The Norway spruce (Picea abies) is a large introduced species from Europe that now grows in many parts of the United States and Canada in the wild. The naturalization of the Norway spruce occurred when the popular ornamental's seeds spread into forested areas. The Norway spruce has several uses. The tree can make a good Christmas tree, a large shade tree or a species that you will use for screens, hedges or other purposes on your property.
In it native land, the Norway spruce has the ability to grow well over 200 feet high, but in North America the tree rarely will exceed 130 feet, which still makes it an impressive sight. The trunk diameter can be around 3 feet on large specimens. The needles are a very dark shade of green, possessing four sides and being from a half inch to an inch in length. The branches can droop or grow horizontally to the ground and the mature cones are brown and as long as 6 inches. The bark on the older Norway spruces is a reddish color and its thin scales will flake off easily.
The original range of the Norway spruce included Norway and other northern and central locations in Europe. The tree grows at high altitudes in these areas from 3,300 feet to 7,500 feet. The range extends from Scandinavian nations to the Balkan Mountains and into the Alps. In North America, the Norway spruce now grows in the Northeast, the southeastern portions of Canada, parts of the Rocky Mountains and in the Pacific Northwest.

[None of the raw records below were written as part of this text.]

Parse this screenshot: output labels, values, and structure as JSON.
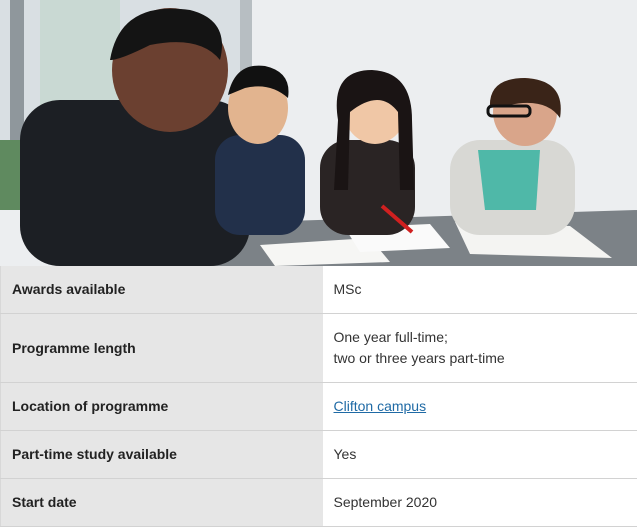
{
  "hero": {
    "colors": {
      "wall": "#e9ecee",
      "window": "#cfd6da",
      "table": "#8a8f93"
    }
  },
  "table": {
    "rows": [
      {
        "label": "Awards available",
        "value_lines": [
          "MSc"
        ]
      },
      {
        "label": "Programme length",
        "value_lines": [
          "One year full-time;",
          "two or three years part-time"
        ]
      },
      {
        "label": "Location of programme",
        "link_text": "Clifton campus"
      },
      {
        "label": "Part-time study available",
        "value_lines": [
          "Yes"
        ]
      },
      {
        "label": "Start date",
        "value_lines": [
          "September 2020"
        ]
      }
    ],
    "colors": {
      "label_bg": "#e6e6e6",
      "link": "#1f6aa5",
      "border": "#d2d2d2"
    }
  }
}
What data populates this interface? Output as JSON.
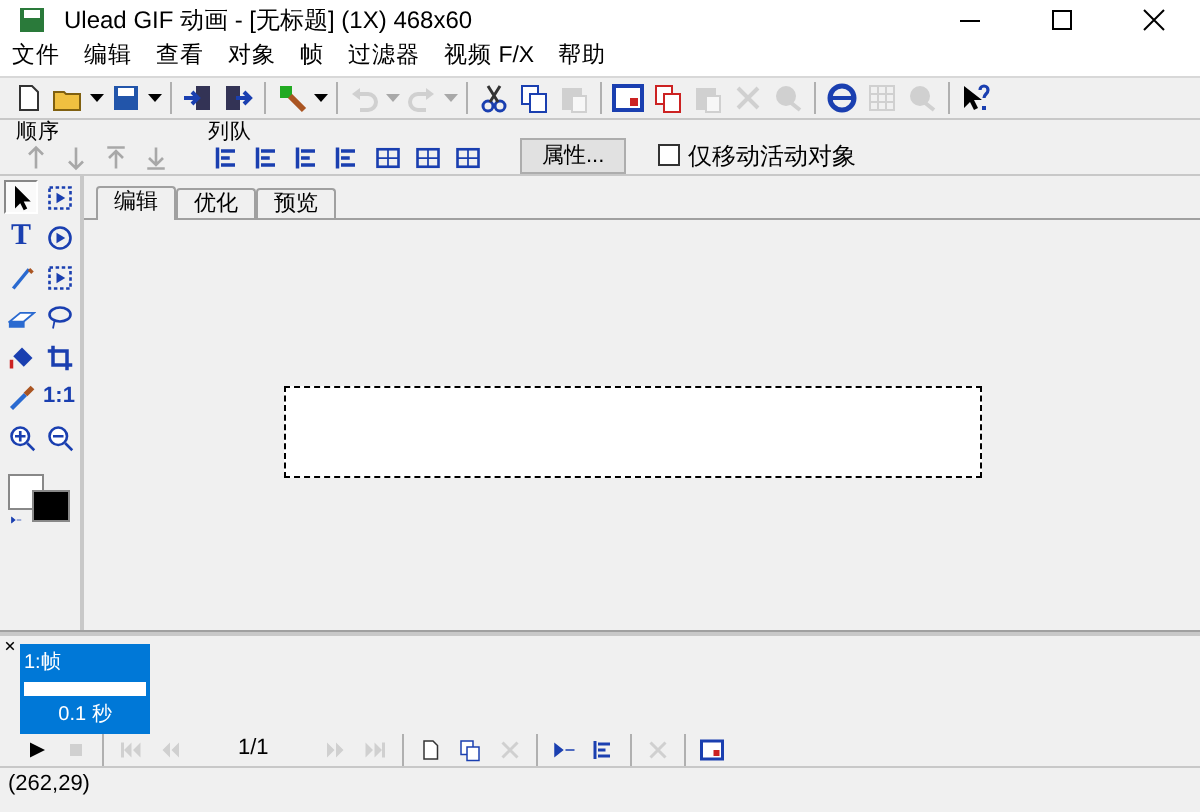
{
  "window": {
    "title": "Ulead GIF 动画 - [无标题] (1X) 468x60"
  },
  "menu": [
    "文件",
    "编辑",
    "查看",
    "对象",
    "帧",
    "过滤器",
    "视频 F/X",
    "帮助"
  ],
  "toolbar": [
    {
      "kind": "button",
      "disabled": false
    },
    {
      "kind": "dropdown",
      "disabled": false
    },
    {
      "kind": "dropdown",
      "disabled": false
    },
    {
      "kind": "separator"
    },
    {
      "kind": "button",
      "disabled": false
    },
    {
      "kind": "button",
      "disabled": false
    },
    {
      "kind": "separator"
    },
    {
      "kind": "dropdown",
      "disabled": false
    },
    {
      "kind": "separator"
    },
    {
      "kind": "dropdown",
      "disabled": true
    },
    {
      "kind": "dropdown",
      "disabled": true
    },
    {
      "kind": "separator"
    },
    {
      "kind": "button",
      "disabled": false
    },
    {
      "kind": "button",
      "disabled": false
    },
    {
      "kind": "button",
      "disabled": true
    },
    {
      "kind": "separator"
    },
    {
      "kind": "button",
      "disabled": false
    },
    {
      "kind": "button",
      "disabled": false
    },
    {
      "kind": "button",
      "disabled": true
    },
    {
      "kind": "button",
      "disabled": true
    },
    {
      "kind": "button",
      "disabled": true
    },
    {
      "kind": "separator"
    },
    {
      "kind": "button",
      "disabled": false
    },
    {
      "kind": "button",
      "disabled": true
    },
    {
      "kind": "button",
      "disabled": true
    },
    {
      "kind": "separator"
    },
    {
      "kind": "button",
      "disabled": false
    }
  ],
  "order": {
    "label": "顺序",
    "buttons": [
      {
        "disabled": true
      },
      {
        "disabled": true
      },
      {
        "disabled": true
      },
      {
        "disabled": true
      }
    ]
  },
  "queue": {
    "label": "列队",
    "buttons": [
      {
        "disabled": false
      },
      {
        "disabled": false
      },
      {
        "disabled": false
      },
      {
        "disabled": false
      },
      {
        "disabled": false
      },
      {
        "disabled": false
      },
      {
        "disabled": false
      }
    ]
  },
  "properties_button": "属性...",
  "move_active_only": {
    "label": "仅移动活动对象",
    "checked": false
  },
  "tools": [
    {
      "selected": true
    },
    {
      "selected": false
    },
    {
      "selected": false,
      "glyph": "T"
    },
    {
      "selected": false
    },
    {
      "selected": false
    },
    {
      "selected": false
    },
    {
      "selected": false
    },
    {
      "selected": false
    },
    {
      "selected": false
    },
    {
      "selected": false
    },
    {
      "selected": false
    },
    {
      "selected": false,
      "glyph": "1:1"
    },
    {
      "selected": false
    },
    {
      "selected": false
    }
  ],
  "swatches": [
    {
      "color": "#ffffff"
    },
    {
      "color": "#000000"
    }
  ],
  "tabs": [
    {
      "label": "编辑",
      "selected": true
    },
    {
      "label": "优化",
      "selected": false
    },
    {
      "label": "预览",
      "selected": false
    }
  ],
  "frames": [
    {
      "label": "1:帧",
      "delay": "0.1 秒",
      "selected": true
    }
  ],
  "player": {
    "counter": "1/1",
    "buttons": [
      {
        "disabled": false
      },
      {
        "disabled": true
      },
      {
        "kind": "separator"
      },
      {
        "disabled": true
      },
      {
        "disabled": true
      },
      {
        "kind": "counter"
      },
      {
        "disabled": true
      },
      {
        "disabled": true
      },
      {
        "kind": "separator"
      },
      {
        "disabled": false
      },
      {
        "disabled": false
      },
      {
        "disabled": true
      },
      {
        "kind": "separator"
      },
      {
        "disabled": false
      },
      {
        "disabled": false
      },
      {
        "kind": "separator"
      },
      {
        "disabled": true
      },
      {
        "kind": "separator"
      },
      {
        "disabled": false
      }
    ]
  },
  "status_bar": "(262,29)"
}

The Norway spruce requires a cool moist climate to do well in but is an adaptable species and among the most versatile of the evergreens in this regard. The ideal setting for one is in acidic soil that has excellent drainage. Nevertheless, a Norway spruce will grow in clay, rocky soils, in dry conditions and in ground of any pH level. Pollution seems to have little effect on it and the Norway spruce will flourish in partial sunshine or full sun. The worst place to plant one is in a spot that is constantly wet, as this will rapidly cause the tree to perish.
The root system of a Norway spruce is typically shallow, lacking a deep taproot and making the tree susceptible to high winds blowing it over. The cones, the largest of any of the spruces, can be so abundant that they precipitate a litter problem beneath the tree when they finally do fall. The main insect pests of the Norway spruce are spider mites and certain types of aphids, which can feed upon and subsequently damage the needles.
Several dwarf varieties of Norway spruce are available, all of which are slow growers, unlike the regular Norway spruce, which starts its life as a rapid-growth tree. The dwarf hybrids include Maxwellii and Gregoryana. Branches that will hang to the ground in the manner of a weeping willow highlight the Pendula and Reflexa cultivars. The shrub-like Nidiformis grows in such a way that the hybrid has the nickname of Bird's Nest Spruce, as the depression that occurs in the middle of the branches of this 3- to 6-foot tall plant remind one of a nest.